Healthy Eating Habits in Individuals with Autism
You know the basics of healthy eating, but you also know it’s not always easy to apply them to daily life. Food refusals, decreased variety and restricted intake to a few (high carb, low protein) foods make it even more difficult to apply the basics of healthy eating to individuals with autism. Levels of physical activity are lower for many individuals with autism than for their typically developing age matched peers making the calories in and calories out formula challenging to apply. Add medication side effects, gastrointestinal distress and sensory sensitivity to the mix and you have the recipe for poor eating habits and potential health risks.
For the more severe cases, parents and teachers will have to work closely with medical professionals, dieticians and behavior analysts to design behavior intervention plans based on the function of the food related issues. But, in many cases, proactive strategies can be effective in increasing healthy eating habits for individuals with autism.
Here’s a reminder of some of the strategies for you to consider:
“Grandma’s Rule” is a way to remind your child that their actions are linked to outcomes. For example, “First eat your vegetables and then you can have dessert”. Remember this strategy will be most effective if you don’t give in. You must be prepared to withhold the dessert if your child does not eat the veggies. To start, keep the portion of the veggies much smaller than the portion of the dessert, and over time make adjustments to the ratios.
The “no thank you bite”. For picky eaters, you may be able to avoid a big battle, by setting an expectation that they have to try a novel or non-preferred food, but then can simply say “no thank you” after the first bite and be excused. In some cases, if children keep trying new foods, they may start to like some of them. At the very least, saying “no thank you” is a more appropriate response than protesting and refusing.
MyPlate (www.choosemyplate.gov) is a colorful visual that can be an effective tool in shaping healthy eating behavior over time. The focus here is on variety, amount, nutrition and choices. This strategy may be a good choice if you are looking to shape the eating habits of everyone in your home or classroom.
Create settings where healthy choices are available. A great example of this is The NSSA Salad Shoppe. The creation of this enterprise has resulted in many positive outcomes related to healthy eating. Here’s a transcript of a conversation I had with the teachers in the Salad Shoppe:
Q: How has the Salad Shoppe impacted the nutrition and overall healthy eating habits of the students at NSSA?
A: The Salad Shoppe has given us a functional way to work on non-preferred food goals. Our students are sampling new foods, and the exposure over time has led to more willingness to try new foods. Parents have reported that food preparation and tasks related to making salad have transferred to home.
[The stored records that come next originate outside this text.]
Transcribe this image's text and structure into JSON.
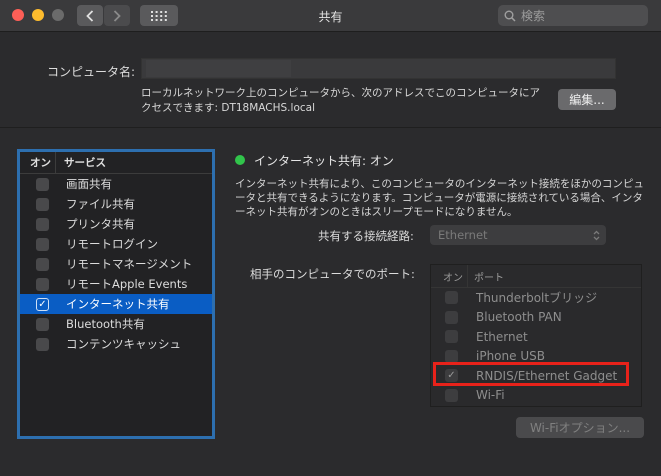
{
  "window": {
    "title": "共有"
  },
  "search": {
    "placeholder": "検索"
  },
  "computer": {
    "label": "コンピュータ名:",
    "name": "",
    "address_text": "ローカルネットワーク上のコンピュータから、次のアドレスでこのコンピュータにアクセスできます: DT18MACHS.local",
    "edit_label": "編集..."
  },
  "services": {
    "header_on": "オン",
    "header_service": "サービス",
    "items": [
      {
        "label": "画面共有",
        "checked": false,
        "selected": false
      },
      {
        "label": "ファイル共有",
        "checked": false,
        "selected": false
      },
      {
        "label": "プリンタ共有",
        "checked": false,
        "selected": false
      },
      {
        "label": "リモートログイン",
        "checked": false,
        "selected": false
      },
      {
        "label": "リモートマネージメント",
        "checked": false,
        "selected": false
      },
      {
        "label": "リモートApple Events",
        "checked": false,
        "selected": false
      },
      {
        "label": "インターネット共有",
        "checked": true,
        "selected": true
      },
      {
        "label": "Bluetooth共有",
        "checked": false,
        "selected": false
      },
      {
        "label": "コンテンツキャッシュ",
        "checked": false,
        "selected": false
      }
    ]
  },
  "sharing": {
    "status": "インターネット共有: オン",
    "status_color": "#31c44b",
    "description": "インターネット共有により、このコンピュータのインターネット接続をほかのコンピュータと共有できるようになります。コンピュータが電源に接続されている場合、インターネット共有がオンのときはスリープモードになりません。",
    "route_label": "共有する接続経路:",
    "route_value": "Ethernet",
    "ports_label": "相手のコンピュータでのポート:",
    "ports_header_on": "オン",
    "ports_header_port": "ポート",
    "ports": [
      {
        "label": "Thunderboltブリッジ",
        "checked": false
      },
      {
        "label": "Bluetooth PAN",
        "checked": false
      },
      {
        "label": "Ethernet",
        "checked": false
      },
      {
        "label": "iPhone USB",
        "checked": false
      },
      {
        "label": "RNDIS/Ethernet Gadget",
        "checked": true
      },
      {
        "label": "Wi-Fi",
        "checked": false
      }
    ],
    "wifi_options_label": "Wi-Fiオプション..."
  },
  "colors": {
    "accent": "#0a5dc4",
    "highlight": "#e8221a",
    "focus_ring": "#2d6faf"
  }
}
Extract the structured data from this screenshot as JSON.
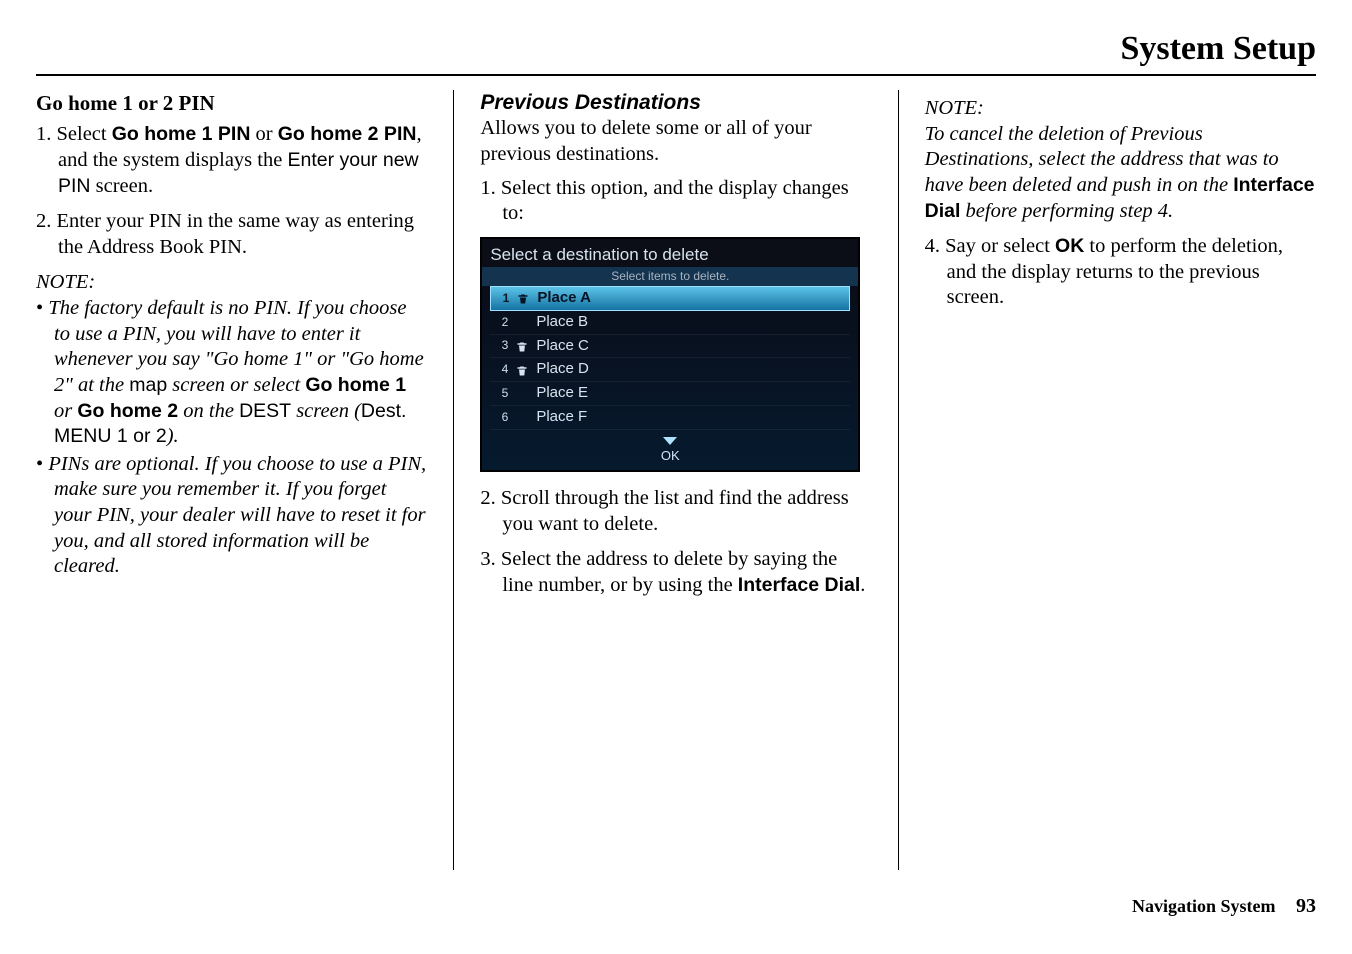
{
  "header": {
    "title": "System Setup"
  },
  "footer": {
    "label": "Navigation System",
    "page": "93"
  },
  "col1": {
    "h": "Go home 1 or 2 PIN",
    "step1_a": "Select ",
    "step1_b1": "Go home 1 PIN",
    "step1_or": " or ",
    "step1_b2": "Go home 2 PIN",
    "step1_c": ", and the system displays the ",
    "step1_d": "Enter your new PIN",
    "step1_e": " screen.",
    "step2": "Enter your PIN in the same way as entering the Address Book PIN.",
    "note_h": "NOTE:",
    "n1_a": "The factory default is no PIN. If you choose to use a PIN, you will have to enter it whenever you say \"Go home 1\" or \"Go home 2\" at the ",
    "n1_map": "map",
    "n1_b": " screen or select ",
    "n1_gh1": "Go home 1",
    "n1_or": " or ",
    "n1_gh2": "Go home 2",
    "n1_c": " on the ",
    "n1_dest": "DEST",
    "n1_d": " screen (",
    "n1_destmenu": "Dest. MENU 1 or 2",
    "n1_e": ").",
    "n2": "PINs are optional. If you choose to use a PIN, make sure you remember it. If you forget your PIN, your dealer will have to reset it for you, and all stored information will be cleared."
  },
  "col2": {
    "h": "Previous Destinations",
    "intro": "Allows you to delete some or all of your previous destinations.",
    "step1": "Select this option, and the display changes to:",
    "screen": {
      "title": "Select a destination to delete",
      "subtitle": "Select items to delete.",
      "items": [
        {
          "n": "1",
          "label": "Place A",
          "trash": true,
          "selected": true
        },
        {
          "n": "2",
          "label": "Place B",
          "trash": false,
          "selected": false
        },
        {
          "n": "3",
          "label": "Place C",
          "trash": true,
          "selected": false
        },
        {
          "n": "4",
          "label": "Place D",
          "trash": true,
          "selected": false
        },
        {
          "n": "5",
          "label": "Place E",
          "trash": false,
          "selected": false
        },
        {
          "n": "6",
          "label": "Place F",
          "trash": false,
          "selected": false
        }
      ],
      "ok": "OK"
    },
    "step2": "Scroll through the list and find the address you want to delete.",
    "step3_a": "Select the address to delete by saying the line number, or by using the ",
    "step3_b": "Interface Dial",
    "step3_c": "."
  },
  "col3": {
    "note_h": "NOTE:",
    "note_a": "To cancel the deletion of Previous Destinations, select the address that was to have been deleted and push in on the ",
    "note_b": "Interface Dial",
    "note_c": " before performing step 4.",
    "step4_a": "Say or select ",
    "step4_b": "OK",
    "step4_c": " to perform the deletion, and the display returns to the previous screen."
  }
}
The Salad Shoppe has opened up healthy lunch options for staff and students.
Q: Can you describe skill acquisition or behavior reduction programs related to healthy eating in your classroom’s Salad Shoppe?
A: In addition to trying new foods we work on:
– Safe handling of food (e.g., wearing gloves and washing produce)
– Food preparation (e.g., slicing, peeling, cutting etc.)
– Issues related to sensory sensitivity (e.g., touching and tasting artichoke hearts, avocado, etc.)
– Discrimination skills (e.g., fresh vs. rotten or expired etc.)
– Safe handling of utensils (e.g., how to hold and work a knife)
– Descriptive vocabulary (e.g., spicy, bland, bruised etc.)
In summary, promoting healthy eating habits doesn’t have to mean making huge sacrifices. Being proactive and planning in advance are key ingredients in promoting positive outcomes in individuals with autism. Meal prep is just another example. Finding the time can be very challenging. So, here’s one final tip: consider an online solution. Programs such as FreshDirect and Peapod take care of the planning process, including creating weekly menus, and supplying healthy recipes. This strategy can save time for you and your family to do other important things – like exercise!!
Written by Randy Horowitz, M.S.E.d., S.A.S.
Associate Executive Director of Program Development, Nassau Suffolk Services for Autism
Published July 2018